“Our opt-out rates are, we think, impressively low,” says Frady, another improvement stemming from the tighter targeting of e-mail content to customers’ interests and the contact frequency cap. With the launch of Live Nation’s online preference center, he anticipates an even greater ability to keep the churn rate under control.
The ‘Holy Grail’ of Database Marketing
Frady recommends marketers seeking to sing from the same songbook as Live Nation consider behavioral data as a way to refine their targeting. He believes that knowing something as simple as an individual’s musical tastes is an ideal way to understand what really makes customers tick.
“Behavioral data is sort of the holy grail of database marketing—to know what motivates somebody or what interests somebody is a real key indicator to telling how well your product is going to do,” he says. “So if you know that somebody is interested in rock music, that’s different than if they’re interested in classical music … And if you add a demographic layer on top of that, you get a pretty good indication of the life stage and lifestyle of a customer.”
Data from Live Nation’s customer file is available for list rental through Irvine, Calif.-based list and data firm Carney Direct Marketing. Postal addresses for Live Nation customers can be rented, though e-mail addresses cannot.
Peter Carney, Carney Direct Marketing’s founder and CEO, describes the Live Nation file as a dynamic “transactional database” enhanced with demographic information. It includes—among other things—data about purchase frequency, purchase amounts and the categories of events and/or musical genres customers’ past purchases have encapsulated.
Carney says the file provides marketers with a great opportunity to make traditional direct mail work for online buyers. “The trick to this file, I believe, is approaching them offline and directing them online,” he advises.

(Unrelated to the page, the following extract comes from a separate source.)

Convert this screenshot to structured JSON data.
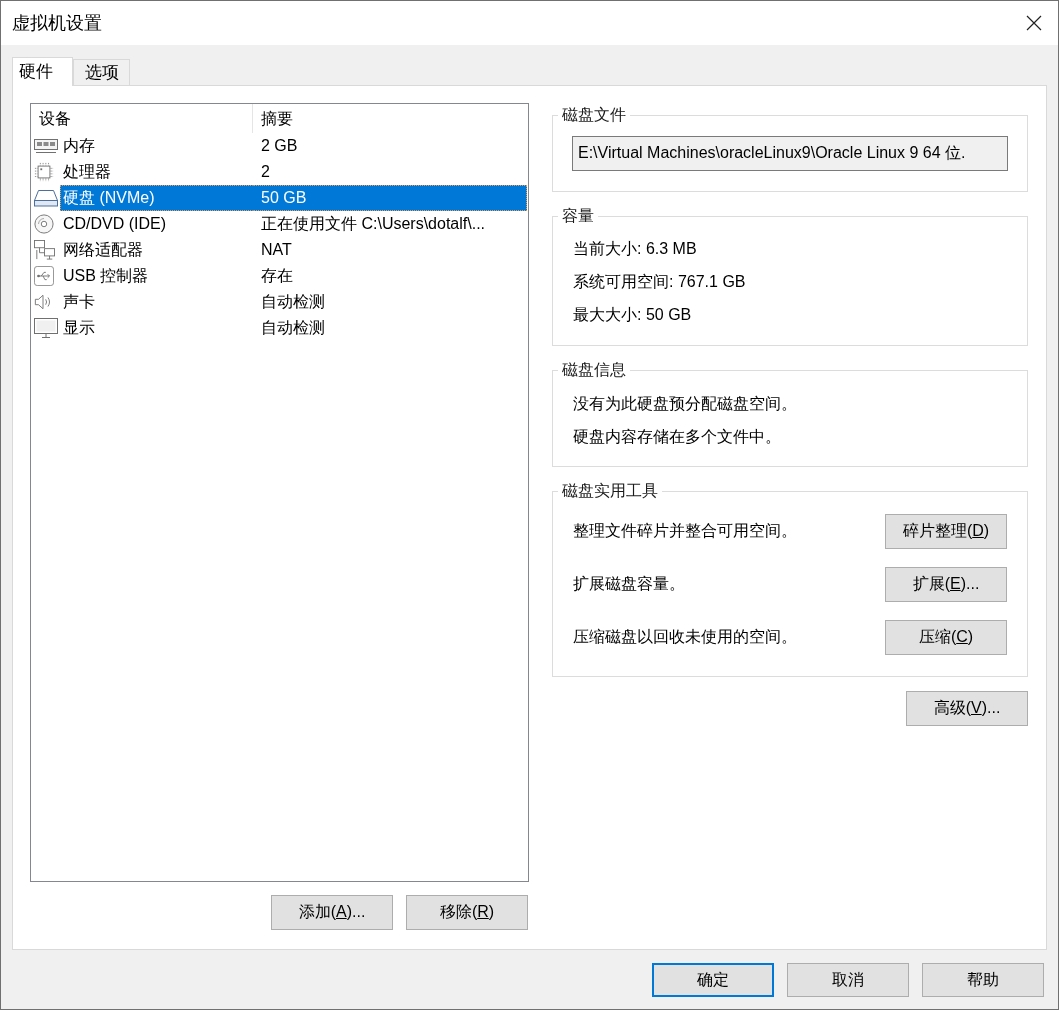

In addition, Carney says the sheer quantity of 30-day hotline names available on the file is remarkable. “In a world of diminishing hotlines … it’s a growing hotline—one of the biggest that I’ve seen of online buyers.” Hotline names exceed a half million a month, representing some 1.5 million transactions.
This allows marketers to segment into the list to find the most responsive names for their offer and still generate adequate numbers for mailing, says Carney.
According to Frady, Live Nation’s customer database is an “untapped file,” largely because list rental is just a small part of what his department does. Highly targeted and service-oriented direct marketing is the real heart and soul of the business. And Frady is committed to keeping it that way.
“I cannot emphasize it enough. If we got [wind] of our customers complaining about [third-party marketing], we would pull the file,” he says. “I wouldn’t risk the relationship with the consumer.”
Amy Syracuse is a London-based freelance writer, who wrote the cover story on the Jewish National Fund’s viral marketing efforts for the August 2007 issue.